We’ll finish up our discussion of criticisms of doxastic agency (Boyle) and reflection (Hieronymi) before turning to this week’s topic, which concerns the question of whether the capacity for rationality (in some sense) radically changes one’s other capacities (e.g. perception) or whether it is merely one additional capacity. We’ll look at two takes on the issue, one for (Boyle), and one against (McLear). I also include some related papers as optional readings.
- Handout for week 11
- Boyle, “A Different Kind of Mind?”
- This is a useful intro to the basic idea behind the “transformative” view of rationality.
- Boyle, “Additive Theories of Rationality”
- A more technical discussion, linking it up with arguments by McDowell.
- McLear, “Rationality: What Difference Does It Make?”
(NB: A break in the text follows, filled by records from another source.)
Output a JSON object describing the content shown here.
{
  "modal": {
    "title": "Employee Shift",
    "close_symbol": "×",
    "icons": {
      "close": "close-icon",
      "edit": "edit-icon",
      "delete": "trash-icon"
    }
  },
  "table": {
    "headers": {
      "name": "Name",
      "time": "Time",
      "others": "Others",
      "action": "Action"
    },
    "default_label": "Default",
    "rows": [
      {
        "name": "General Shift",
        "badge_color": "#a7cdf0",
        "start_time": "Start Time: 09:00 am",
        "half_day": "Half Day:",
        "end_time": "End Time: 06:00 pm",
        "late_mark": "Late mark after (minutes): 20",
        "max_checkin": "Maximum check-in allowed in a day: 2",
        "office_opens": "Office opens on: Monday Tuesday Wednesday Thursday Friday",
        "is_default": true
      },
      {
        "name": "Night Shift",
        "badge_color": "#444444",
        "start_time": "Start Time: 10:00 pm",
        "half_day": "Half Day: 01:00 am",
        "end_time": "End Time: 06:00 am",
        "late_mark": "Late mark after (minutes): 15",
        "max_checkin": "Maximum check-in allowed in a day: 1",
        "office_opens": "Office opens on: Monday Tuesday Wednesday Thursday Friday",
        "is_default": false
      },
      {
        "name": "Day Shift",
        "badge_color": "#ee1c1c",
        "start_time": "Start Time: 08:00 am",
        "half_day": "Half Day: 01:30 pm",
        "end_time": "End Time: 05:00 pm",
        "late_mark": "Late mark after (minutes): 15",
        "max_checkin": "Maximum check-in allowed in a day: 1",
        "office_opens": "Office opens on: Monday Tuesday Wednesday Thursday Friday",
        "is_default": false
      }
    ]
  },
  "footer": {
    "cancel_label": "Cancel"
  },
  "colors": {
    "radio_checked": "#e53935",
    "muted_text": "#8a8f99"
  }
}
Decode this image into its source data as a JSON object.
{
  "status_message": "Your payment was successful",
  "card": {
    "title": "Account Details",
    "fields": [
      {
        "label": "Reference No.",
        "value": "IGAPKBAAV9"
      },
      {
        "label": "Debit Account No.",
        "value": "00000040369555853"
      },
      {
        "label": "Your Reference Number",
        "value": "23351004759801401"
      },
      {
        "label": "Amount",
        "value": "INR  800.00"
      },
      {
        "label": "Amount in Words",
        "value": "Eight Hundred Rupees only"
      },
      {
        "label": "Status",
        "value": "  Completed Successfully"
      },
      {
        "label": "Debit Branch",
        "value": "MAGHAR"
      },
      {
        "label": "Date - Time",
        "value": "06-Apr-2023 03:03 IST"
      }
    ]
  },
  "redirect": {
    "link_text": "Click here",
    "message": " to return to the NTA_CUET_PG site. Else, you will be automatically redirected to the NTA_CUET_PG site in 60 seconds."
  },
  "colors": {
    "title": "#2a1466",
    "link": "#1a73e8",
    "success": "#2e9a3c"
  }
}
- I discuss the transformative conception of rationality specifically with respect to the interpretation of Kant
- (Optional) Schafer, “A System of Rational Faculties: Additive or Transformative?”
- An attempt to provide a more modest conception of the “transformation” provided by rational capacities
- (Optional) Conant, “Why Kant Is Not a Kantian”
- An application of the transformative conception to the interpretation of Kant